Disclosure forms reveal that Democratic National Committee chair Debbie Wasserman Schultz, a member of Congress from Florida, previously held funds with investments in Swiss banks, foreign drug companies, and the state bank of India. This revelation comes mere days after the Democratic chair attacked presumptive Republican presidential candidate Mitt Romney for holding money in Swiss bank accounts in the past.
"Americans need to ask themselves, why does an American businessman need a Swiss bank account and secretive investments like that?" the DNC chair, a chief surrogate for President Obama's reelection team, said on Fox News Sunday two days ago. "Just something, a thought, that I'd like to leave folks with."

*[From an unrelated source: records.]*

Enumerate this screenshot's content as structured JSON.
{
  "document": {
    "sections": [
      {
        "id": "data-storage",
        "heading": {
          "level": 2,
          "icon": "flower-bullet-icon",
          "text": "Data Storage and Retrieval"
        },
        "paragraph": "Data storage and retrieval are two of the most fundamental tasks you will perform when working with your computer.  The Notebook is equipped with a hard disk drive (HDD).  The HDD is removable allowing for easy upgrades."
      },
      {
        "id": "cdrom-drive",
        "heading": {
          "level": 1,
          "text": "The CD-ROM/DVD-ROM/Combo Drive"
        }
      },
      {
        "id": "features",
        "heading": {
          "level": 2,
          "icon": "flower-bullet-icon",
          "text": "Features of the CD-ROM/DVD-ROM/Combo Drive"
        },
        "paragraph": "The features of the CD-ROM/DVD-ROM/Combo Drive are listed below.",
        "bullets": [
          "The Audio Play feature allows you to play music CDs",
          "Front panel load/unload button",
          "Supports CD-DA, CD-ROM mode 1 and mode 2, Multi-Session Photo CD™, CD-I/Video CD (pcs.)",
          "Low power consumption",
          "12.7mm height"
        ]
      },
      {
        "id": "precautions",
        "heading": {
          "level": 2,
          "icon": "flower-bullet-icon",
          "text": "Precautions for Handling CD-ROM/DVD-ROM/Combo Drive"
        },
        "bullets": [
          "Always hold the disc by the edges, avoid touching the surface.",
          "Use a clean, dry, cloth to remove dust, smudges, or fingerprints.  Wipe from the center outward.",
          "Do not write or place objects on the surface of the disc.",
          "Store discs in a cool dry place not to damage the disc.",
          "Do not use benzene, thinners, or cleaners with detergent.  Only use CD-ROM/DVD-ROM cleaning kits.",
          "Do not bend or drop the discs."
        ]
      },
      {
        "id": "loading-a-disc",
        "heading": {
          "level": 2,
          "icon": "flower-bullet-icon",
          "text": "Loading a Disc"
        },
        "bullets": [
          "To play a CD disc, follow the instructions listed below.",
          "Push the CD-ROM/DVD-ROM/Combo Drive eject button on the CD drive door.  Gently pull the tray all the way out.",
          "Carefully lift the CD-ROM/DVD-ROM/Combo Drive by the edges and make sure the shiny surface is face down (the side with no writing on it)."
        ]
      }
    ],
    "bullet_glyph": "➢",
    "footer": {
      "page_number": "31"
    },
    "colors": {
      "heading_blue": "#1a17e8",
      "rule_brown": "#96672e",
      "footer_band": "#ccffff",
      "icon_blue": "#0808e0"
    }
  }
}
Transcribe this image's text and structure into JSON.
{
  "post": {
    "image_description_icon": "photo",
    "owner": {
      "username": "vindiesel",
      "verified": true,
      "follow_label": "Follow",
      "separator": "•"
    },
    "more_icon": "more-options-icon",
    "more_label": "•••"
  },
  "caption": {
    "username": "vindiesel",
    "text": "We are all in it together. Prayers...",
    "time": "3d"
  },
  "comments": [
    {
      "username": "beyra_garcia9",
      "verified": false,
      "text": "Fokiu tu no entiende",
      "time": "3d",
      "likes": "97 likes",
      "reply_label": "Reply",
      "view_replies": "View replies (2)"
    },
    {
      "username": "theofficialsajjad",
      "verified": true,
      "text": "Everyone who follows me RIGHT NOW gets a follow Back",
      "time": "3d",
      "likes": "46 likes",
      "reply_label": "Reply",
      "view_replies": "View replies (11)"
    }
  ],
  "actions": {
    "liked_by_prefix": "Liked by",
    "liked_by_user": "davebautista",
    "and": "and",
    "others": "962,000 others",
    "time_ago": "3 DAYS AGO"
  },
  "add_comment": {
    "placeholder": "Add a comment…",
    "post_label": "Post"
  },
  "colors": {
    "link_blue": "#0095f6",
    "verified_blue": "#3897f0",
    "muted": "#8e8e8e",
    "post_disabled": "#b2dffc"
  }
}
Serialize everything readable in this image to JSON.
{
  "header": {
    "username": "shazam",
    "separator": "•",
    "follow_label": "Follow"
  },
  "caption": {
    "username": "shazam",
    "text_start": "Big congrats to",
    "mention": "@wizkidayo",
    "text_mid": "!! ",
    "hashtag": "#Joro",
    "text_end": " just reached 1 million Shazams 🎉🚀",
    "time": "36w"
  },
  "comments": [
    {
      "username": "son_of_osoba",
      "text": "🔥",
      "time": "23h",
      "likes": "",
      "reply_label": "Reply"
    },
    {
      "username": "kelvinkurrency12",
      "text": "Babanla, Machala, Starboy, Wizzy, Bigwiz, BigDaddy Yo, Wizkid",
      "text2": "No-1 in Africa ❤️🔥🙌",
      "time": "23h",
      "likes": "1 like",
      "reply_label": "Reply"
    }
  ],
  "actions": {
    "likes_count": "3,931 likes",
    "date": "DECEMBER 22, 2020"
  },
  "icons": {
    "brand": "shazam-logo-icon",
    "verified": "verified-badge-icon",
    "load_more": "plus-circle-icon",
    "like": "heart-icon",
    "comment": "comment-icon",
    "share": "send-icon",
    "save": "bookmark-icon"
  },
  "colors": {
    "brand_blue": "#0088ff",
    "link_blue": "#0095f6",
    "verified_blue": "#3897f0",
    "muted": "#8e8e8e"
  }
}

It's been a consistent theme of Obama's reelection strategy: Attack Romney for foreign investments he held, especially in Swiss bank accounts, "to try to promote his wealthy, out-of-touch businessman persona."
But disclosure forms reveal that in 2010, Wasserman Schultz invested between $1,001-$15,000 in a 401k retirement fund run by Davis Financial Fund. As the fund discloses, it is invested in the Julius Baer Group Ltd. and the State Bank of India GDR Ltd., as well as other financial, insurance, bank institutions.
"The Julius Baer Group is the leading Swiss private banking group, focusing exclusively on the demands of sophisticated private clients, family offices and external asset managers from around the world," its website explains. "Bank Julius Baer is the principal operating company of the Julius Baer Group, with origins dating back to 1890. The rich Swiss heritage becomes manifest in the values for which the Bank stands, e.g. trustworthiness, accountability, discretion and expertise. However, at the same time Julius Baer is a modern, forward-looking company at the leading edge of a genuine growth industry."
Similarly, according to disclosure forms from 2004, Wasserman Schultz had holdings in the Fidelity Advisor Overseas Fund. That fund is invested in HSBC bank (a British financial institution), Hengdeli Holdings (a Hong Kong watch company), Novo Nordisk (a Danish drug company), Volkswagen (a German auto company), Rakuten (a Japanese shipping business), Richemont Cie Financiere (a Swiss luxury goods company), and many others.
To be clear, there is nothing in Debbie Wasserman Schultz's disclosure forms to suggest that the DNC chair invested in anything illegal. But it is clear that some of her holdings had investments overseas, in Swiss banks, foreign drug companies, the state bank of India, and many other overseas holdings.
The hypocrisy, though, is clear: The Democrats, as well as President Obama, hope to paint Romney as an out of touch man for holding money in overseas bank accounts, when in reality their own chairman, Wasserman Schultz, had overseas investments.
All this comes in addition to Wasserman Schultz's refusal to disclose her own tax returns, despite continuously calling on Romney to do so.